Data about app and page elements:
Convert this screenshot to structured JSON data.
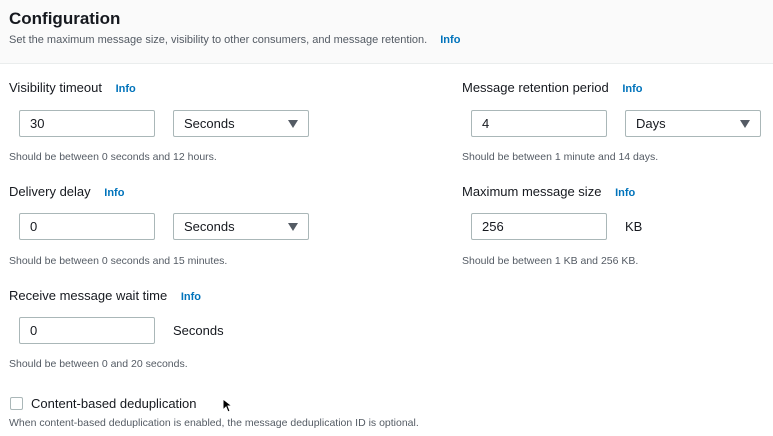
{
  "config": {
    "title": "Configuration",
    "subtitle": "Set the maximum message size, visibility to other consumers, and message retention.",
    "info_label": "Info"
  },
  "visibility_timeout": {
    "label": "Visibility timeout",
    "value": "30",
    "unit": "Seconds",
    "hint": "Should be between 0 seconds and 12 hours."
  },
  "retention_period": {
    "label": "Message retention period",
    "value": "4",
    "unit": "Days",
    "hint": "Should be between 1 minute and 14 days."
  },
  "delivery_delay": {
    "label": "Delivery delay",
    "value": "0",
    "unit": "Seconds",
    "hint": "Should be between 0 seconds and 15 minutes."
  },
  "max_message_size": {
    "label": "Maximum message size",
    "value": "256",
    "unit": "KB",
    "hint": "Should be between 1 KB and 256 KB."
  },
  "receive_wait_time": {
    "label": "Receive message wait time",
    "value": "0",
    "unit": "Seconds",
    "hint": "Should be between 0 and 20 seconds."
  },
  "content_dedup": {
    "label": "Content-based deduplication",
    "checked": false,
    "hint": "When content-based deduplication is enabled, the message deduplication ID is optional."
  },
  "colors": {
    "link": "#0073bb",
    "text": "#16191f",
    "muted": "#545b64",
    "border": "#aab7b8"
  }
}
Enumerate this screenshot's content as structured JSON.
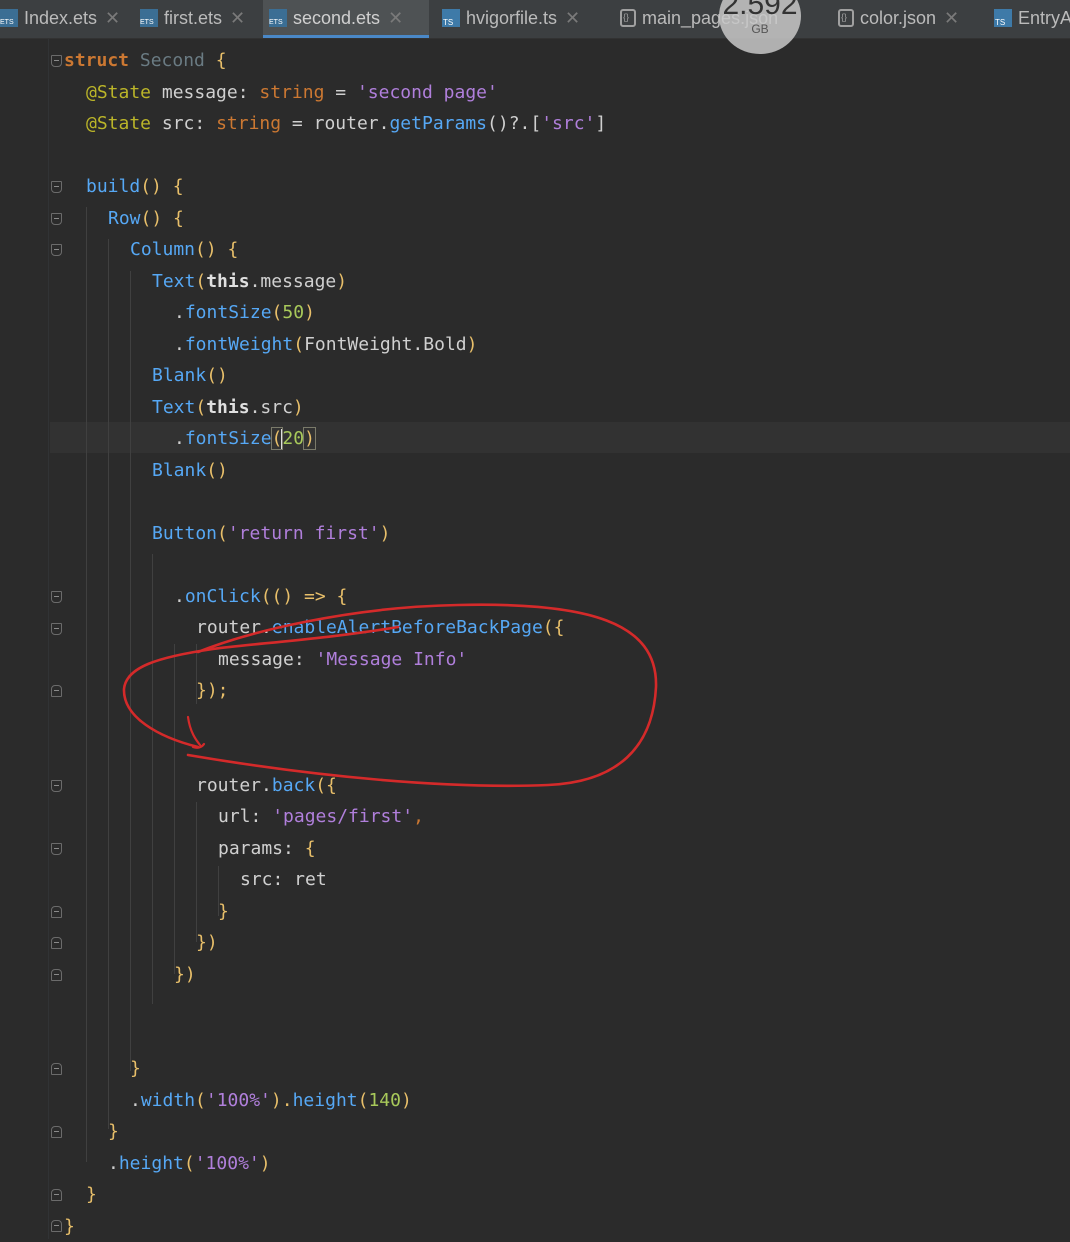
{
  "tabs": [
    {
      "label": "Index.ets",
      "icon": "ets"
    },
    {
      "label": "first.ets",
      "icon": "ets"
    },
    {
      "label": "second.ets",
      "icon": "ets"
    },
    {
      "label": "hvigorfile.ts",
      "icon": "ts"
    },
    {
      "label": "main_pages.json",
      "icon": "json"
    },
    {
      "label": "color.json",
      "icon": "json"
    },
    {
      "label": "EntryA",
      "icon": "ts"
    }
  ],
  "active_tab": "second.ets",
  "close_glyph": "✕",
  "overlay": {
    "value": "2.592",
    "unit": "GB"
  },
  "code": {
    "l1": {
      "a": "struct",
      "b": " ",
      "c": "Second",
      "d": " {"
    },
    "l2": {
      "a": "@State",
      "b": " message: ",
      "c": "string",
      "d": " = ",
      "e": "'second page'"
    },
    "l3": {
      "a": "@State",
      "b": " src: ",
      "c": "string",
      "d": " = router.",
      "e": "getParams",
      "f": "()?.[",
      "g": "'src'",
      "h": "]"
    },
    "l5": {
      "a": "build",
      "b": "() {"
    },
    "l6": {
      "a": "Row",
      "b": "() {"
    },
    "l7": {
      "a": "Column",
      "b": "() {"
    },
    "l8": {
      "a": "Text",
      "b": "(",
      "c": "this",
      "d": ".message",
      "e": ")"
    },
    "l9": {
      "a": ".",
      "b": "fontSize",
      "c": "(",
      "d": "50",
      "e": ")"
    },
    "l10": {
      "a": ".",
      "b": "fontWeight",
      "c": "(",
      "d": "FontWeight.Bold",
      "e": ")"
    },
    "l11": {
      "a": "Blank",
      "b": "()"
    },
    "l12": {
      "a": "Text",
      "b": "(",
      "c": "this",
      "d": ".src",
      "e": ")"
    },
    "l13": {
      "a": ".",
      "b": "fontSize",
      "c": "(",
      "d": "20",
      "e": ")"
    },
    "l14": {
      "a": "Blank",
      "b": "()"
    },
    "l16": {
      "a": "Button",
      "b": "(",
      "c": "'return first'",
      "d": ")"
    },
    "l18": {
      "a": ".",
      "b": "onClick",
      "c": "(() => {"
    },
    "l19": {
      "a": "router.",
      "b": "enableAlertBeforeBackPage",
      "c": "({"
    },
    "l20": {
      "a": "message: ",
      "b": "'Message Info'"
    },
    "l21": {
      "a": "});"
    },
    "l24": {
      "a": "router.",
      "b": "back",
      "c": "({"
    },
    "l25": {
      "a": "url: ",
      "b": "'pages/first'",
      "c": ","
    },
    "l26": {
      "a": "params: ",
      "b": "{"
    },
    "l27": {
      "a": "src: ret"
    },
    "l28": {
      "a": "}"
    },
    "l29": {
      "a": "})"
    },
    "l30": {
      "a": "})"
    },
    "l34": {
      "a": "}"
    },
    "l35": {
      "a": ".",
      "b": "width",
      "c": "(",
      "d": "'100%'",
      "e": ").",
      "f": "height",
      "g": "(",
      "h": "140",
      "i": ")"
    },
    "l36": {
      "a": "}"
    },
    "l37": {
      "a": ".",
      "b": "height",
      "c": "(",
      "d": "'100%'",
      "e": ")"
    },
    "l38": {
      "a": "}"
    },
    "l39": {
      "a": "}"
    }
  }
}
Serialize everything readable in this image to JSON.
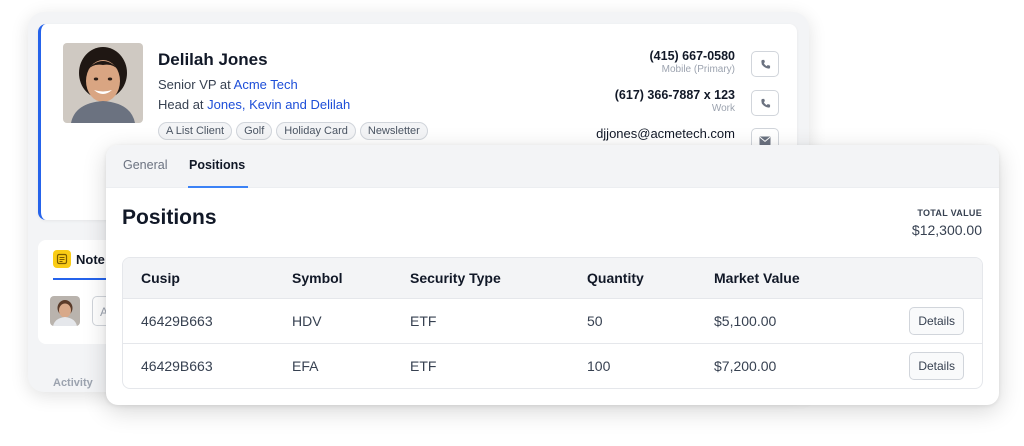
{
  "contact": {
    "name": "Delilah Jones",
    "title_prefix": "Senior VP at ",
    "title_company": "Acme Tech",
    "role_prefix": "Head at ",
    "role_org": "Jones, Kevin and Delilah",
    "tags": [
      "A List Client",
      "Golf",
      "Holiday Card",
      "Newsletter"
    ],
    "phones": [
      {
        "number": "(415) 667-0580",
        "label": "Mobile (Primary)"
      },
      {
        "number": "(617) 366-7887 x 123",
        "label": "Work"
      }
    ],
    "email": "djjones@acmetech.com"
  },
  "notes": {
    "tab_label": "Note",
    "input_placeholder": "A"
  },
  "activity": {
    "label": "Activity"
  },
  "positions": {
    "tabs": [
      {
        "label": "General",
        "active": false
      },
      {
        "label": "Positions",
        "active": true
      }
    ],
    "title": "Positions",
    "total_label": "TOTAL VALUE",
    "total_value": "$12,300.00",
    "columns": [
      "Cusip",
      "Symbol",
      "Security Type",
      "Quantity",
      "Market Value"
    ],
    "rows": [
      {
        "cusip": "46429B663",
        "symbol": "HDV",
        "type": "ETF",
        "quantity": "50",
        "market_value": "$5,100.00",
        "action": "Details"
      },
      {
        "cusip": "46429B663",
        "symbol": "EFA",
        "type": "ETF",
        "quantity": "100",
        "market_value": "$7,200.00",
        "action": "Details"
      }
    ]
  },
  "colors": {
    "accent": "#2563eb",
    "tab_underline": "#3b82f6",
    "link": "#1d4ed8",
    "note_icon": "#facc15"
  },
  "icons": {
    "phone": "phone-icon",
    "mail": "mail-icon",
    "note": "note-icon"
  }
}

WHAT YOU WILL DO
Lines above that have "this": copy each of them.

EXERCISE ANSWER
Convert this screenshot to structured JSON data.
Enumerate this screenshot's content as structured JSON.
      "c": "this",
      "c": "this",
Serialize everything readable in this image to JSON.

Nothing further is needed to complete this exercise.